This late painting by Marc Chagall, made when he was in his 80th year, deserves to be stared at long and long. It resembles the fragmentation of stained glass in its jewel-like intensity. It appears to emerge, swimmingly, out of the dark near-enamelling of its ground, as if from some dream-like pool. Some of the paint strokes look and feel like shards of splintered mosaic. Chronologically, it is the very last painting in the Chagall retrospective that is currently on view at Tate Liverpool, and it alone justifies a trip to the banks of the Mersey.
It is an old man's painting possessed of a young man's visionary eye gleam, larger than much of Chagall's early work and almost square. It comes at you: the paint almost crackles with a roaring exuberance. The brush work is a furious battle ground – there are scratchings of the surface, fierce, smudgy dabbings of brute colour, gentle surface stipplings. W B Yeats, in a late, great poem called "The Circus Animals' Desertion" asked, with just a smidgen of self-regardingly histrionic mock self-pity, "What can I but enumerate old themes?" Chagall might have asked himself that same question as he made this work – except that, in Chagall's case, matters are complicated by the fact that he had always, lifelong, been in the business of enumerating old themes, whether they be visual re-workings of Hasidic folk tales or evocations of his childhood in Vitebsk.
And here he goes again, layering and layering, as he builds up this mysterious nocturnal scene, peopled by a roof-stepping harlequin, that voluptuous, bouquet-flourishing mauve nude of the painting's title whose manner of representation owes much to the twin influences of Picasso and Matisse (Chagall spent some crucial formative early years in Paris, and the second part of his life in the south of France), roof tops (complete with the dome of an Orthodox church) painted, as so often, slightly vertiginously that recall his many scenes incorporating the buildings of Vitebsk, a horn player rasping out the food of love, a blazing white moon that emerges from a flaring circle of radiant orange, a tree that bursts upward into life from between the roof tops like a firework. And, last but scarcely least – perhaps most – that chubbily lovable leaping goat, which links up with all the other animals that Chagall painted with such tenderness throughout his life – goats, asses, pigs, horses and all the rest, as if to emphasise the mystical unity of all creation.

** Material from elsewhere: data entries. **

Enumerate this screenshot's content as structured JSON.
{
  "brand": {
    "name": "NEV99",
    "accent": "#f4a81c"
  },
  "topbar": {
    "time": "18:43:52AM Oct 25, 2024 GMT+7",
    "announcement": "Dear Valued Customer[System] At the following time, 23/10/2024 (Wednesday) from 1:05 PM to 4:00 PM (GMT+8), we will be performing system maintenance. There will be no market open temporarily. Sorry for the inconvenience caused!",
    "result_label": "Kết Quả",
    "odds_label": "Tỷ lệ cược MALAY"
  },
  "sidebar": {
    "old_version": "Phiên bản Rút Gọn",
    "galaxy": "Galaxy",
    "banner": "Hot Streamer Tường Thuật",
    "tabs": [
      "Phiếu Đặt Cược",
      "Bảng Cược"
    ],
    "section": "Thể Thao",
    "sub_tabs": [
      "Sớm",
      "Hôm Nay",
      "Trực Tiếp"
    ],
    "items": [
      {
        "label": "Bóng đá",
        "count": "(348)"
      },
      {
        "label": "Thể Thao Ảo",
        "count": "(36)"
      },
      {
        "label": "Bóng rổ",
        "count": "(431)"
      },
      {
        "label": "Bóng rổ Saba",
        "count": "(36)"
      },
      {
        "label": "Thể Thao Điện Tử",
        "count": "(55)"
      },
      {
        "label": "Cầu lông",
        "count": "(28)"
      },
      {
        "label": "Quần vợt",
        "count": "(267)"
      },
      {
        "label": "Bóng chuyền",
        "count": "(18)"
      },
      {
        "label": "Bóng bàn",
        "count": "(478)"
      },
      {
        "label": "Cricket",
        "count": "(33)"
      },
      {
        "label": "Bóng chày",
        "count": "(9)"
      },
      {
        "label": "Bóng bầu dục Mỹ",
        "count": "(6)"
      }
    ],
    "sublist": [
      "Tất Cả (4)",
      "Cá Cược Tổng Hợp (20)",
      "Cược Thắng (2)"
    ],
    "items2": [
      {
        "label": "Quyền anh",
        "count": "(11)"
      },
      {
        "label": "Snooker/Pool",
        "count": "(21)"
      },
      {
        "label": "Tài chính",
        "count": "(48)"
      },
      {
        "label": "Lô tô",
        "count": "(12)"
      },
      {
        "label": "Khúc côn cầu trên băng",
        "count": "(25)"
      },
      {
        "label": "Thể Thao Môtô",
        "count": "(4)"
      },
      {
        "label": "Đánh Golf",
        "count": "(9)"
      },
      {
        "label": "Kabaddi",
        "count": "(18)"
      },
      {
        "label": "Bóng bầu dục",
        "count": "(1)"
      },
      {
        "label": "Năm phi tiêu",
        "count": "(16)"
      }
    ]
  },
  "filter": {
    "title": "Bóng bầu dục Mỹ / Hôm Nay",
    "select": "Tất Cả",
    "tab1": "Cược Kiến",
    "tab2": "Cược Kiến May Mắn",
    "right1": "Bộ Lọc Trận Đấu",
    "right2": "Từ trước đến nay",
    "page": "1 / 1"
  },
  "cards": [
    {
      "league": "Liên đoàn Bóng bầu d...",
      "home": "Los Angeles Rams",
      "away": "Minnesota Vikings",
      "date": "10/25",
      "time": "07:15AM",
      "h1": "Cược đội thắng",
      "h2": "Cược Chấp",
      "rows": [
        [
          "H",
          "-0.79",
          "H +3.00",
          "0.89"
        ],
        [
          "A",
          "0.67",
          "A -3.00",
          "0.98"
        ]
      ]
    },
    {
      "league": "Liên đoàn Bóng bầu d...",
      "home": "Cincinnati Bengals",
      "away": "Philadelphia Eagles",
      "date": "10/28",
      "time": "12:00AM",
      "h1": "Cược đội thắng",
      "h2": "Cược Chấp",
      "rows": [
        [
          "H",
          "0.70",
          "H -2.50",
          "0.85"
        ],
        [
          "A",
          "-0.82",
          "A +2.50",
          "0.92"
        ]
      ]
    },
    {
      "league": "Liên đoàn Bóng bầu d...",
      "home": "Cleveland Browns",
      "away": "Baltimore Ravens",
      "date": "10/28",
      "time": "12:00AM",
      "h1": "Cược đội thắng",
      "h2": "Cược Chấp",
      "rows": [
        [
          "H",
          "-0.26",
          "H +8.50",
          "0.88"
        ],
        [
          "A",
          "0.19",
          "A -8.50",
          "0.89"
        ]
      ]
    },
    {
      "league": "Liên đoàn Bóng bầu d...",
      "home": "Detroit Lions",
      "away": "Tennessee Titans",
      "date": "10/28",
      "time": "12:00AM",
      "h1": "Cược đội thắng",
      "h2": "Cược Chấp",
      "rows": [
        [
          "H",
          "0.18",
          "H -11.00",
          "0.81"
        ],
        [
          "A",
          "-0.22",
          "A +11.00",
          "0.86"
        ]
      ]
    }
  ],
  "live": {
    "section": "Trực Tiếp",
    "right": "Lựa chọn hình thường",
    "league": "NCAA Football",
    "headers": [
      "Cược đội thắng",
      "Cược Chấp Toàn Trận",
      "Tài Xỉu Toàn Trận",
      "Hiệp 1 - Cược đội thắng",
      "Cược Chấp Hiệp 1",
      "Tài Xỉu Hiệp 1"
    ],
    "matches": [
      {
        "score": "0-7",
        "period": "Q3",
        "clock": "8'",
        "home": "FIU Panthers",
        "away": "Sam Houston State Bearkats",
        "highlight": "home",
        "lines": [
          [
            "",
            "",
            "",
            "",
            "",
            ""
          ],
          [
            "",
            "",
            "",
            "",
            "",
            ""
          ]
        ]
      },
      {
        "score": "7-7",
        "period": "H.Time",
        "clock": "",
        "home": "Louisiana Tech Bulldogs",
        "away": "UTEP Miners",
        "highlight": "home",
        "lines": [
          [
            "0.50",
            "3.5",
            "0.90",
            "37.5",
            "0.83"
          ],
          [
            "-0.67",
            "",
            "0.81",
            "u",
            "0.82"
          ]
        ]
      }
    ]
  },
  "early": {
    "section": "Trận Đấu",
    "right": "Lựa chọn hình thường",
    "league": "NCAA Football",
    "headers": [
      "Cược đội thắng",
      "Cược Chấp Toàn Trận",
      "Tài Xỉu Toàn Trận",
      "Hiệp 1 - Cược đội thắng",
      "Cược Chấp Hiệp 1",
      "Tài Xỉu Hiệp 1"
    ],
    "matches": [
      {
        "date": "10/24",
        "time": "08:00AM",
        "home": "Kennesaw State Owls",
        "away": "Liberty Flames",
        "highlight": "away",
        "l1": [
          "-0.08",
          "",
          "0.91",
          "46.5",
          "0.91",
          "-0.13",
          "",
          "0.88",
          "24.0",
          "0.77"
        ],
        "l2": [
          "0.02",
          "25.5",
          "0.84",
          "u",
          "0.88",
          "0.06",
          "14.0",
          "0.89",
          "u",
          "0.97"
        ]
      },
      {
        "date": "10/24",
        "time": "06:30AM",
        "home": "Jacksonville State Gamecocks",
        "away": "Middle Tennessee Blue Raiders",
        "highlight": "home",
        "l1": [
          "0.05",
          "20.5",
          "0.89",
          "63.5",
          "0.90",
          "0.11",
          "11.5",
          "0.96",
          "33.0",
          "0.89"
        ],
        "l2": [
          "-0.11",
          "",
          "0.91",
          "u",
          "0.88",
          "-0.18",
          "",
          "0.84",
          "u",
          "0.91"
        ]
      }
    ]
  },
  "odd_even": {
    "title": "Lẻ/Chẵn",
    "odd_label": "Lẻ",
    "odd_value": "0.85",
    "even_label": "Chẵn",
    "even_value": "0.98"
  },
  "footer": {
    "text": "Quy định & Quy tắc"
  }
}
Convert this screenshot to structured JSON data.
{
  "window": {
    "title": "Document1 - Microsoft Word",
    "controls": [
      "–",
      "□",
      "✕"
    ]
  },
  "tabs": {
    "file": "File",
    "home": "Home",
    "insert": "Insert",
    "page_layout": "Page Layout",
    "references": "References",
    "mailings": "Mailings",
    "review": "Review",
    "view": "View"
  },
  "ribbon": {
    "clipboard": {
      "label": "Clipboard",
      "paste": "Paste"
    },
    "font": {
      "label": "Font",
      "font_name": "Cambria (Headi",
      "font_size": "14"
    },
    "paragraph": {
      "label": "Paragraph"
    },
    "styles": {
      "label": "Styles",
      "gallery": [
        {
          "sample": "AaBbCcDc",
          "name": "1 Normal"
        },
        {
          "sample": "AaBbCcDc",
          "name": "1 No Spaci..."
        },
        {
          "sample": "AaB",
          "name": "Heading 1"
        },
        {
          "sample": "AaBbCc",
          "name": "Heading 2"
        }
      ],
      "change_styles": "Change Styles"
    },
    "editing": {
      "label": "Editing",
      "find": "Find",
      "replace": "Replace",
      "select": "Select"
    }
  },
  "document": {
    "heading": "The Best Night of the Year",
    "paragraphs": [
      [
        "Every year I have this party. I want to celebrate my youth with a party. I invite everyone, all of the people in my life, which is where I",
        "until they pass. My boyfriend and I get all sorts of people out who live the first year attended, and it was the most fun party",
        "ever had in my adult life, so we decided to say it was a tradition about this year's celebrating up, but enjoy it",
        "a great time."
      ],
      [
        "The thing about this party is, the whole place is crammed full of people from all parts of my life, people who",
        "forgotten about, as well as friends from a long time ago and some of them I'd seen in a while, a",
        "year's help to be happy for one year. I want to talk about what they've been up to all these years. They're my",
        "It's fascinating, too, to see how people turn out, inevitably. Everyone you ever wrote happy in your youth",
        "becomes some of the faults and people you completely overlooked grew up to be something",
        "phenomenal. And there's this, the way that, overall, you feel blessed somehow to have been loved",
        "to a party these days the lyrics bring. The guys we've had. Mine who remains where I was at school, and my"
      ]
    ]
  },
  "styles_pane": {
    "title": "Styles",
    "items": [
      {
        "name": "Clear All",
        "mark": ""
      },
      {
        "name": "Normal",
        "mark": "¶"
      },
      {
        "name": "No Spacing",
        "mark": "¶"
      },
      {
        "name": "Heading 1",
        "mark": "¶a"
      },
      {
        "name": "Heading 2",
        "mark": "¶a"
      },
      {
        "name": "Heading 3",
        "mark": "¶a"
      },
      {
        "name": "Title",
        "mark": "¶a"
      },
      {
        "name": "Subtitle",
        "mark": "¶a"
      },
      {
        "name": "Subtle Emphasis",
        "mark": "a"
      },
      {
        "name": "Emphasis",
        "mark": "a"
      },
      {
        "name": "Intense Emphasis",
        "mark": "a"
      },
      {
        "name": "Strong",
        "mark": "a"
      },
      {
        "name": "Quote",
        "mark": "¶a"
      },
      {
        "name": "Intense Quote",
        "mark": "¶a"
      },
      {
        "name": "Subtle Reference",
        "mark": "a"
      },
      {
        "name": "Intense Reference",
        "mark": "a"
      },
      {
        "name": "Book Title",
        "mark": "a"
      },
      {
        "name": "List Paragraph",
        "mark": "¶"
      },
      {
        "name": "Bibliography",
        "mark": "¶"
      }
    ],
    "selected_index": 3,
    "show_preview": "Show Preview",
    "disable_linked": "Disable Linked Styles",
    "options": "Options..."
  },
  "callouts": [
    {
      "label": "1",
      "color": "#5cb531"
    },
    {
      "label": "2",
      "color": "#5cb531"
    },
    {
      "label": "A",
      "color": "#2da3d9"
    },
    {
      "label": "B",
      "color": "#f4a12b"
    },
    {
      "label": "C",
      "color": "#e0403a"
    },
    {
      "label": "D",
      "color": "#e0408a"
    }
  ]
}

Everything is held together in the picture space, as if suspended, weightlessly, on air. The painting, we feel, is a drawing together, a phantasmagoric distillation, a species of inward reverie made suddenly manifest that joins hand with other moon-struck reveries by this same artist – except that this time there is no prone poet. There are other influences at work here too – that of Georges Rouault, for example, the painter of Christian scenes, who also dealt in the emergence of rich and furious colour from dark grounds, usually black as here.
As a colourist, there were few equals, as Picasso recognised when he once remarked: "When Matisse dies, Chagall will be the only painter left who understands what colour really is." There is nothing pre-meditated about Chagall's use of colour. It is wildly instinctive and intuitive. He uses it, always, with an extraordinarily forceful and energetic confidence. Look at that marvellous leaping goat, for example. See how many colours it is infected with as it leaps into the outspread arms of the harlequin, from the raging, flame-like hues of its twin horns to the yellow tips of its hooves.
And, in between, there is that astonishing choice of body colour, a thickly impastoed turquoisey, greeny, bluey blend. And one or two others too for good measure. Why deny any colour a seat at this feast?
This painting is currently on show in Chagall: Modern Master, Tate Liverpool (0151 702 7400) to 6 October
About the artist: Marc Chagall (1887-1985)
Born Moishe Segal, Marc Chagall, one of nine children, came from a family of Lithuanian Jews in Liozna, near Vitebsk, which is now in Belarus. His pious father worked for a herring merchant – "hellish work, the work of a gallery slave", his son once wrote – and his mother sold groceries from the family home. In spite of the fact that he often lived far from his native land – he spent the war years in America, and the last decades of his life in the south of France – his work circled, lifelong, around his Jewish heritage.Reuse content